→ The data
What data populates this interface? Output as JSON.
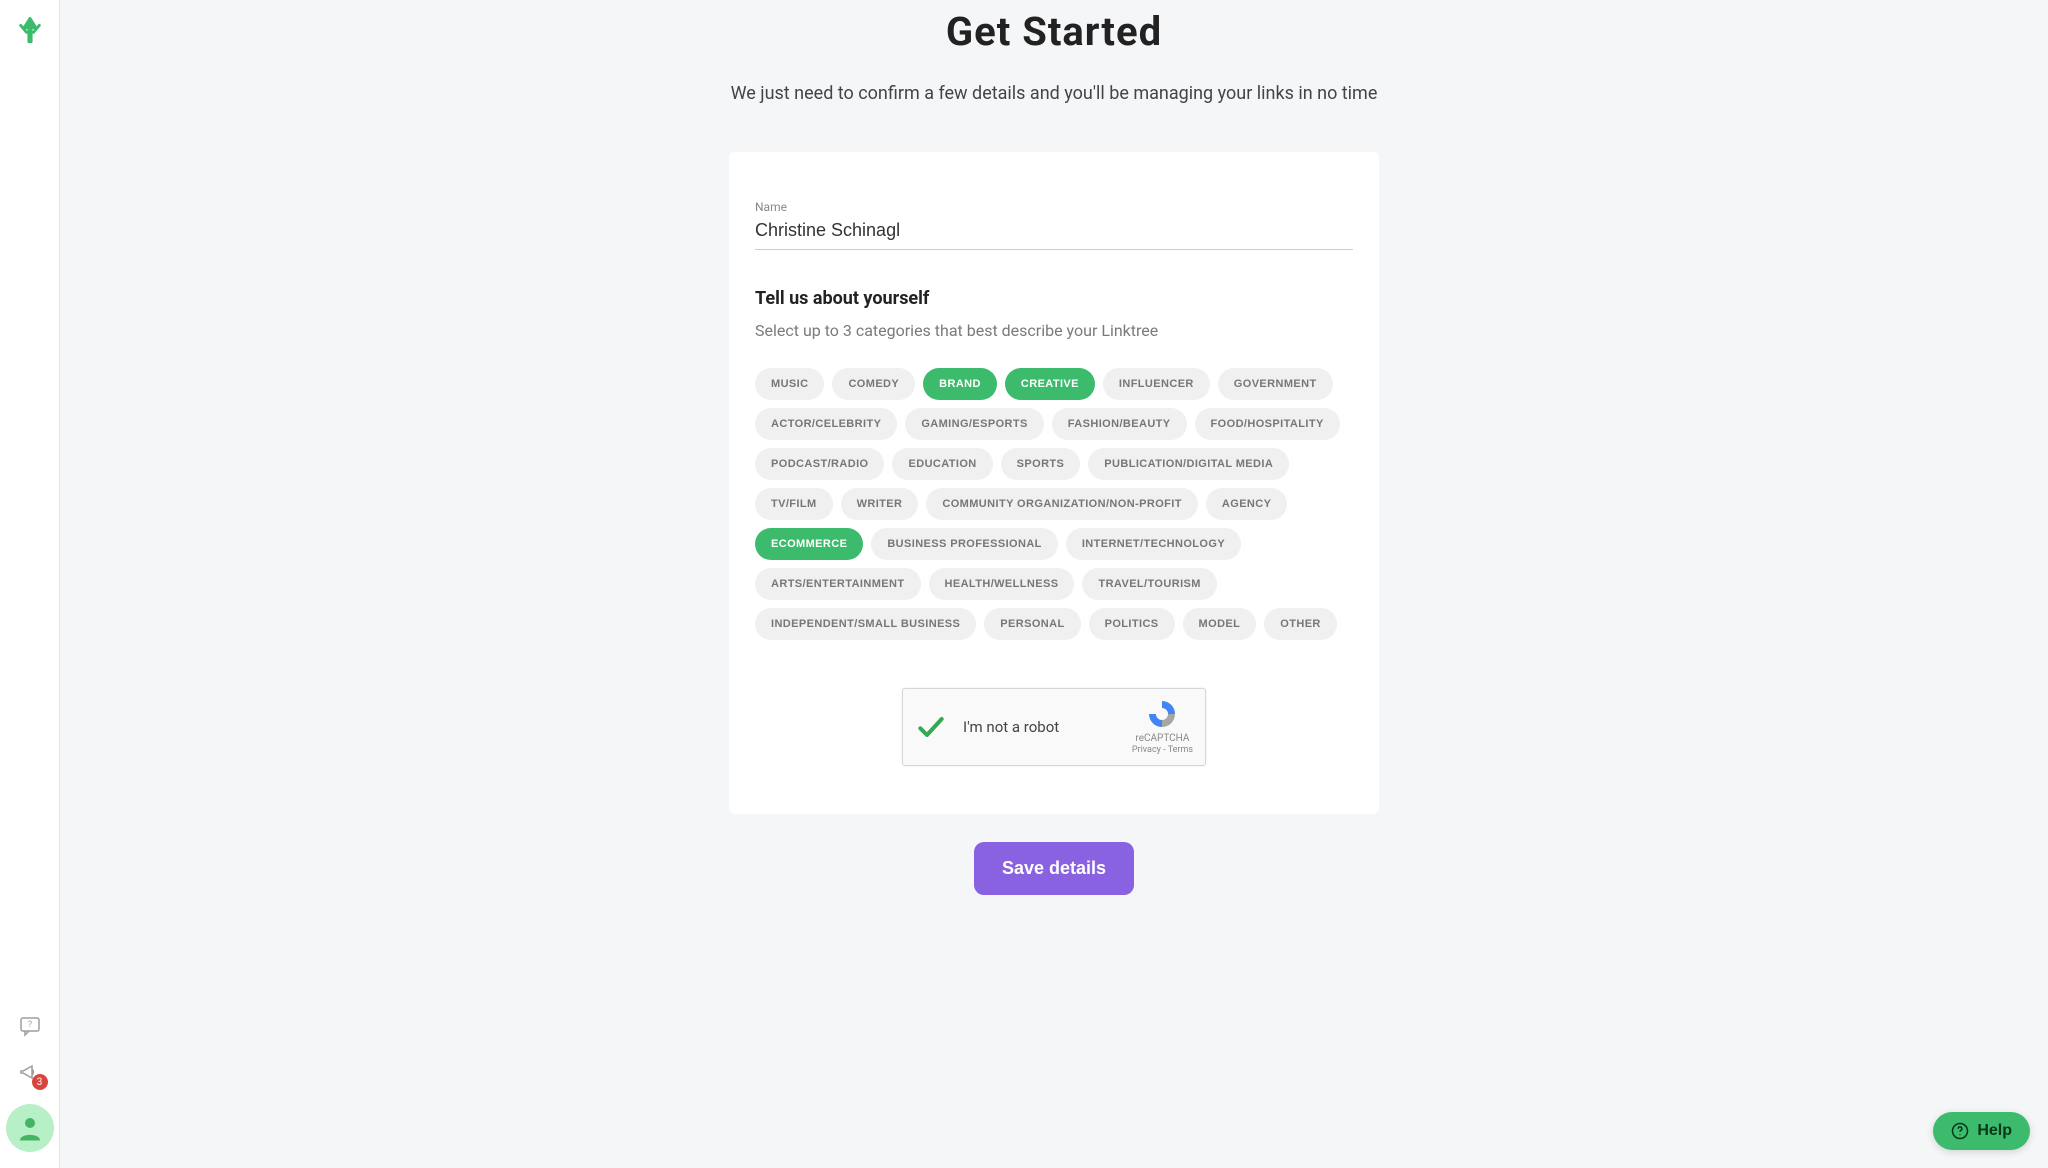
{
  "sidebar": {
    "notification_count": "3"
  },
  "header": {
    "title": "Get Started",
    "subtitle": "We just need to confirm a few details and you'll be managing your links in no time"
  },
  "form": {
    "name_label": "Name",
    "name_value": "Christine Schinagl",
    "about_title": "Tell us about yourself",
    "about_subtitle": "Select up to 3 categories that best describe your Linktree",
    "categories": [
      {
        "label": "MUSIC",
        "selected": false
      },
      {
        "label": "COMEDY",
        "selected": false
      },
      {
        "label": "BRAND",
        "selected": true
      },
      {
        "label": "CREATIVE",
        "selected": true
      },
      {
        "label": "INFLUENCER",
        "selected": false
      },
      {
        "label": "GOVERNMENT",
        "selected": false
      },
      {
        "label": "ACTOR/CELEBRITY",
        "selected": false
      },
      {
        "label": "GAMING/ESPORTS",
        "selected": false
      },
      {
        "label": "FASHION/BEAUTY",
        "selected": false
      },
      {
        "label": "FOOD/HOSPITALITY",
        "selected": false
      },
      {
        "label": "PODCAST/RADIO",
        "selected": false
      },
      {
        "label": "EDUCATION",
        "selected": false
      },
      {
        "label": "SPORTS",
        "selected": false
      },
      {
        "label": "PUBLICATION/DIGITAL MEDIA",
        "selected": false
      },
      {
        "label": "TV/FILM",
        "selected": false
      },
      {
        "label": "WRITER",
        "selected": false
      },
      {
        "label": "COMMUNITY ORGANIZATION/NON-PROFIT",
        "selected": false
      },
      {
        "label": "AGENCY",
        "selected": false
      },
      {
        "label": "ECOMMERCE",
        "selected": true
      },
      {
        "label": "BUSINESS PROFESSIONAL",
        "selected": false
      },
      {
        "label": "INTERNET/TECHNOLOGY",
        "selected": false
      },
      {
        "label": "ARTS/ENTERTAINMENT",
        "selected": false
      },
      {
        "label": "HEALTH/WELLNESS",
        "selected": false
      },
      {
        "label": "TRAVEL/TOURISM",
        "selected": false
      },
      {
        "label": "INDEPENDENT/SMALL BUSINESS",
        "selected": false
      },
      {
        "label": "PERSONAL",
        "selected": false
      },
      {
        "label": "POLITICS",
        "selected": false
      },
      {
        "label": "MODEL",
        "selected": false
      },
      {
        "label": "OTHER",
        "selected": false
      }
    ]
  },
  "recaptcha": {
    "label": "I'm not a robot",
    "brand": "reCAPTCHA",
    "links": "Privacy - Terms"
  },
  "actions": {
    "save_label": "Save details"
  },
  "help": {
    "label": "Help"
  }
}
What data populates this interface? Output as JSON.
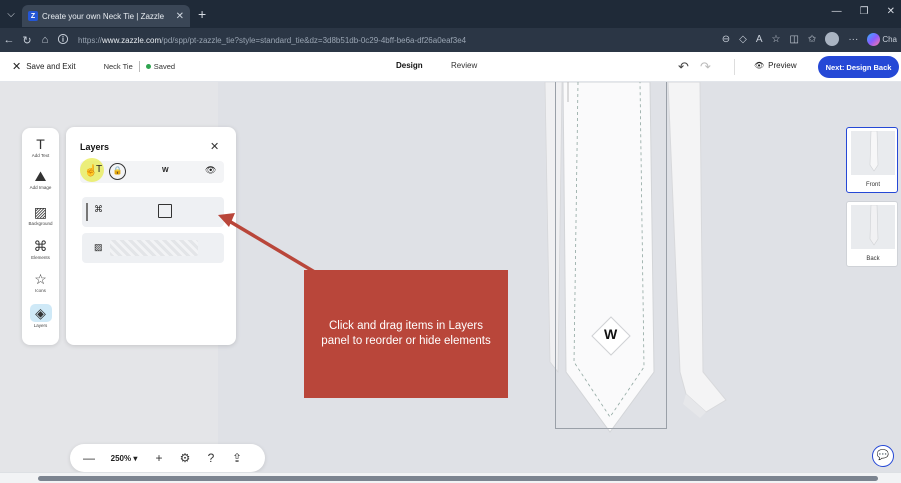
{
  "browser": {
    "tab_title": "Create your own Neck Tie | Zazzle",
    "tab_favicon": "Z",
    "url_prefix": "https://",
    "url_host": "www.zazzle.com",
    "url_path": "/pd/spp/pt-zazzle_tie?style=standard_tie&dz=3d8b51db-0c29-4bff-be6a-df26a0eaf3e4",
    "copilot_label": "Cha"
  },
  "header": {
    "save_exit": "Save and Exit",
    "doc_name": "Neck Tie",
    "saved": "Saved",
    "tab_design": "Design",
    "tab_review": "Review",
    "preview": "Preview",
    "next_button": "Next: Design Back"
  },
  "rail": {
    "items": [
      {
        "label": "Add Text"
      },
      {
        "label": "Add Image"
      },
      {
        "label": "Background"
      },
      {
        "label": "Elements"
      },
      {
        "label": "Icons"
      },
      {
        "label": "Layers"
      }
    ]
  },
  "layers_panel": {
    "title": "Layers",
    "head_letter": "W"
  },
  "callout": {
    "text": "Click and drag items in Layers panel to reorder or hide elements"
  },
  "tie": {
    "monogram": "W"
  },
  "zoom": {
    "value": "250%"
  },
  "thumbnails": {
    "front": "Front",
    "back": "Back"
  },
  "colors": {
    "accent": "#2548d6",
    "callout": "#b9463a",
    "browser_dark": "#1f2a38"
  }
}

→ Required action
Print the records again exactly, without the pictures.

→ Output for this task
What data populates this interface? Output as JSON.
{
  "sidebar": {
    "notification_count": "3"
  },
  "header": {
    "title": "Get Started",
    "subtitle": "We just need to confirm a few details and you'll be managing your links in no time"
  },
  "form": {
    "name_label": "Name",
    "name_value": "Christine Schinagl",
    "about_title": "Tell us about yourself",
    "about_subtitle": "Select up to 3 categories that best describe your Linktree",
    "categories": [
      {
        "label": "MUSIC",
        "selected": false
      },
      {
        "label": "COMEDY",
        "selected": false
      },
      {
        "label": "BRAND",
        "selected": true
      },
      {
        "label": "CREATIVE",
        "selected": true
      },
      {
        "label": "INFLUENCER",
        "selected": false
      },
      {
        "label": "GOVERNMENT",
        "selected": false
      },
      {
        "label": "ACTOR/CELEBRITY",
        "selected": false
      },
      {
        "label": "GAMING/ESPORTS",
        "selected": false
      },
      {
        "label": "FASHION/BEAUTY",
        "selected": false
      },
      {
        "label": "FOOD/HOSPITALITY",
        "selected": false
      },
      {
        "label": "PODCAST/RADIO",
        "selected": false
      },
      {
        "label": "EDUCATION",
        "selected": false
      },
      {
        "label": "SPORTS",
        "selected": false
      },
      {
        "label": "PUBLICATION/DIGITAL MEDIA",
        "selected": false
      },
      {
        "label": "TV/FILM",
        "selected": false
      },
      {
        "label": "WRITER",
        "selected": false
      },
      {
        "label": "COMMUNITY ORGANIZATION/NON-PROFIT",
        "selected": false
      },
      {
        "label": "AGENCY",
        "selected": false
      },
      {
        "label": "ECOMMERCE",
        "selected": true
      },
      {
        "label": "BUSINESS PROFESSIONAL",
        "selected": false
      },
      {
        "label": "INTERNET/TECHNOLOGY",
        "selected": false
      },
      {
        "label": "ARTS/ENTERTAINMENT",
        "selected": false
      },
      {
        "label": "HEALTH/WELLNESS",
        "selected": false
      },
      {
        "label": "TRAVEL/TOURISM",
        "selected": false
      },
      {
        "label": "INDEPENDENT/SMALL BUSINESS",
        "selected": false
      },
      {
        "label": "PERSONAL",
        "selected": false
      },
      {
        "label": "POLITICS",
        "selected": false
      },
      {
        "label": "MODEL",
        "selected": false
      },
      {
        "label": "OTHER",
        "selected": false
      }
    ]
  },
  "recaptcha": {
    "label": "I'm not a robot",
    "brand": "reCAPTCHA",
    "links": "Privacy - Terms"
  },
  "actions": {
    "save_label": "Save details"
  },
  "help": {
    "label": "Help"
  }
}
What data populates this interface? Output as JSON.
{
  "browser": {
    "tab_title": "Create your own Neck Tie | Zazzle",
    "tab_favicon": "Z",
    "url_prefix": "https://",
    "url_host": "www.zazzle.com",
    "url_path": "/pd/spp/pt-zazzle_tie?style=standard_tie&dz=3d8b51db-0c29-4bff-be6a-df26a0eaf3e4",
    "copilot_label": "Cha"
  },
  "header": {
    "save_exit": "Save and Exit",
    "doc_name": "Neck Tie",
    "saved": "Saved",
    "tab_design": "Design",
    "tab_review": "Review",
    "preview": "Preview",
    "next_button": "Next: Design Back"
  },
  "rail": {
    "items": [
      {
        "label": "Add Text"
      },
      {
        "label": "Add Image"
      },
      {
        "label": "Background"
      },
      {
        "label": "Elements"
      },
      {
        "label": "Icons"
      },
      {
        "label": "Layers"
      }
    ]
  },
  "layers_panel": {
    "title": "Layers",
    "head_letter": "W"
  },
  "callout": {
    "text": "Click and drag items in Layers panel to reorder or hide elements"
  },
  "tie": {
    "monogram": "W"
  },
  "zoom": {
    "value": "250%"
  },
  "thumbnails": {
    "front": "Front",
    "back": "Back"
  },
  "colors": {
    "accent": "#2548d6",
    "callout": "#b9463a",
    "browser_dark": "#1f2a38"
  }
}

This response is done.